[Dataset records]
----------
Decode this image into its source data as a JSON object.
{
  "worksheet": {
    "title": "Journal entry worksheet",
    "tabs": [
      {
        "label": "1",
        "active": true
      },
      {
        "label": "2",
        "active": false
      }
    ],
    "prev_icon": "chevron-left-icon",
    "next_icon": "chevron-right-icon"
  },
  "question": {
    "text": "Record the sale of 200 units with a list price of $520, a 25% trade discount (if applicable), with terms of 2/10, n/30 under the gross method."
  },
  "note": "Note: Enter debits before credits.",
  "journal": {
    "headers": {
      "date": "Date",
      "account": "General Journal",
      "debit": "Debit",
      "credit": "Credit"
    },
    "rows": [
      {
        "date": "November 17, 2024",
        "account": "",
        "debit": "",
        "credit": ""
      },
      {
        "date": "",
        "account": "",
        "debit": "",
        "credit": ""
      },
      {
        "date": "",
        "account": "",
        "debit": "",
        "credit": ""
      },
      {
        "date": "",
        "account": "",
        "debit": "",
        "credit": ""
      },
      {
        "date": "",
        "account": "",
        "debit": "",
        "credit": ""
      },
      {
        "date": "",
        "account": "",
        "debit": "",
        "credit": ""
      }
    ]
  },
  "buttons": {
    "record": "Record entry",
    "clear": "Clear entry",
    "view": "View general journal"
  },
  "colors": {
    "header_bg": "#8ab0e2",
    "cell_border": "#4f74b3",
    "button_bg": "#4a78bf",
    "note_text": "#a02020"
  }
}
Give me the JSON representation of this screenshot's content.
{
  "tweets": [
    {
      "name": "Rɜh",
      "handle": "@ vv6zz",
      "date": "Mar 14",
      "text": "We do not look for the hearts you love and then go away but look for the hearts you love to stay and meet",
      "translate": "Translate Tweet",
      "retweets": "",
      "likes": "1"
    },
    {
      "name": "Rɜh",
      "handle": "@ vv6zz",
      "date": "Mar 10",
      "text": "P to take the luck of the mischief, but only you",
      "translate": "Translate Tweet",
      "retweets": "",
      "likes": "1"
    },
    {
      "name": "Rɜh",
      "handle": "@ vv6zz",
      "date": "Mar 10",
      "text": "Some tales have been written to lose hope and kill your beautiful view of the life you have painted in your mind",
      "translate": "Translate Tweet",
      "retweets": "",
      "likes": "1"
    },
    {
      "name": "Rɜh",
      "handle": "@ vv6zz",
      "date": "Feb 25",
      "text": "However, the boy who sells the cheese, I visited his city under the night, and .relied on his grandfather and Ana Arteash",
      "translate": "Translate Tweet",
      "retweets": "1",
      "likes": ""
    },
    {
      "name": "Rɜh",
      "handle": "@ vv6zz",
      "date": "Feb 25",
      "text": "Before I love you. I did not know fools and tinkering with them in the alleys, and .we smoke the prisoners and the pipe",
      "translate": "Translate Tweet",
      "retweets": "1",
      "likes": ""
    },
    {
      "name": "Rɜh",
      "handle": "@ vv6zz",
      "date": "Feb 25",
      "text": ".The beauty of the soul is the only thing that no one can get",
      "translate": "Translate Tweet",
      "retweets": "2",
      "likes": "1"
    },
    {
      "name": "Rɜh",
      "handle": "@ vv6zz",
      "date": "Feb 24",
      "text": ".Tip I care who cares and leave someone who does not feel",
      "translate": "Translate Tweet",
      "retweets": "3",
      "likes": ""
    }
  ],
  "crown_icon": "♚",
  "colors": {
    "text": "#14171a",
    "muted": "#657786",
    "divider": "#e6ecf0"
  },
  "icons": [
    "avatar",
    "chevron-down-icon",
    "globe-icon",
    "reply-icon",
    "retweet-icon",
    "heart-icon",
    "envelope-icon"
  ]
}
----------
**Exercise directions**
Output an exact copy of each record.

**Answer area**
Decode this image into its source data as a JSON object.
{
  "worksheet": {
    "title": "Journal entry worksheet",
    "tabs": [
      {
        "label": "1",
        "active": true
      },
      {
        "label": "2",
        "active": false
      }
    ],
    "prev_icon": "chevron-left-icon",
    "next_icon": "chevron-right-icon"
  },
  "question": {
    "text": "Record the sale of 200 units with a list price of $520, a 25% trade discount (if applicable), with terms of 2/10, n/30 under the gross method."
  },
  "note": "Note: Enter debits before credits.",
  "journal": {
    "headers": {
      "date": "Date",
      "account": "General Journal",
      "debit": "Debit",
      "credit": "Credit"
    },
    "rows": [
      {
        "date": "November 17, 2024",
        "account": "",
        "debit": "",
        "credit": ""
      },
      {
        "date": "",
        "account": "",
        "debit": "",
        "credit": ""
      },
      {
        "date": "",
        "account": "",
        "debit": "",
        "credit": ""
      },
      {
        "date": "",
        "account": "",
        "debit": "",
        "credit": ""
      },
      {
        "date": "",
        "account": "",
        "debit": "",
        "credit": ""
      },
      {
        "date": "",
        "account": "",
        "debit": "",
        "credit": ""
      }
    ]
  },
  "buttons": {
    "record": "Record entry",
    "clear": "Clear entry",
    "view": "View general journal"
  },
  "colors": {
    "header_bg": "#8ab0e2",
    "cell_border": "#4f74b3",
    "button_bg": "#4a78bf",
    "note_text": "#a02020"
  }
}
Give me the JSON representation of this screenshot's content.
{
  "tweets": [
    {
      "name": "Rɜh",
      "handle": "@ vv6zz",
      "date": "Mar 14",
      "text": "We do not look for the hearts you love and then go away but look for the hearts you love to stay and meet",
      "translate": "Translate Tweet",
      "retweets": "",
      "likes": "1"
    },
    {
      "name": "Rɜh",
      "handle": "@ vv6zz",
      "date": "Mar 10",
      "text": "P to take the luck of the mischief, but only you",
      "translate": "Translate Tweet",
      "retweets": "",
      "likes": "1"
    },
    {
      "name": "Rɜh",
      "handle": "@ vv6zz",
      "date": "Mar 10",
      "text": "Some tales have been written to lose hope and kill your beautiful view of the life you have painted in your mind",
      "translate": "Translate Tweet",
      "retweets": "",
      "likes": "1"
    },
    {
      "name": "Rɜh",
      "handle": "@ vv6zz",
      "date": "Feb 25",
      "text": "However, the boy who sells the cheese, I visited his city under the night, and .relied on his grandfather and Ana Arteash",
      "translate": "Translate Tweet",
      "retweets": "1",
      "likes": ""
    },
    {
      "name": "Rɜh",
      "handle": "@ vv6zz",
      "date": "Feb 25",
      "text": "Before I love you. I did not know fools and tinkering with them in the alleys, and .we smoke the prisoners and the pipe",
      "translate": "Translate Tweet",
      "retweets": "1",
      "likes": ""
    },
    {
      "name": "Rɜh",
      "handle": "@ vv6zz",
      "date": "Feb 25",
      "text": ".The beauty of the soul is the only thing that no one can get",
      "translate": "Translate Tweet",
      "retweets": "2",
      "likes": "1"
    },
    {
      "name": "Rɜh",
      "handle": "@ vv6zz",
      "date": "Feb 24",
      "text": ".Tip I care who cares and leave someone who does not feel",
      "translate": "Translate Tweet",
      "retweets": "3",
      "likes": ""
    }
  ],
  "crown_icon": "♚",
  "colors": {
    "text": "#14171a",
    "muted": "#657786",
    "divider": "#e6ecf0"
  },
  "icons": [
    "avatar",
    "chevron-down-icon",
    "globe-icon",
    "reply-icon",
    "retweet-icon",
    "heart-icon",
    "envelope-icon"
  ]
}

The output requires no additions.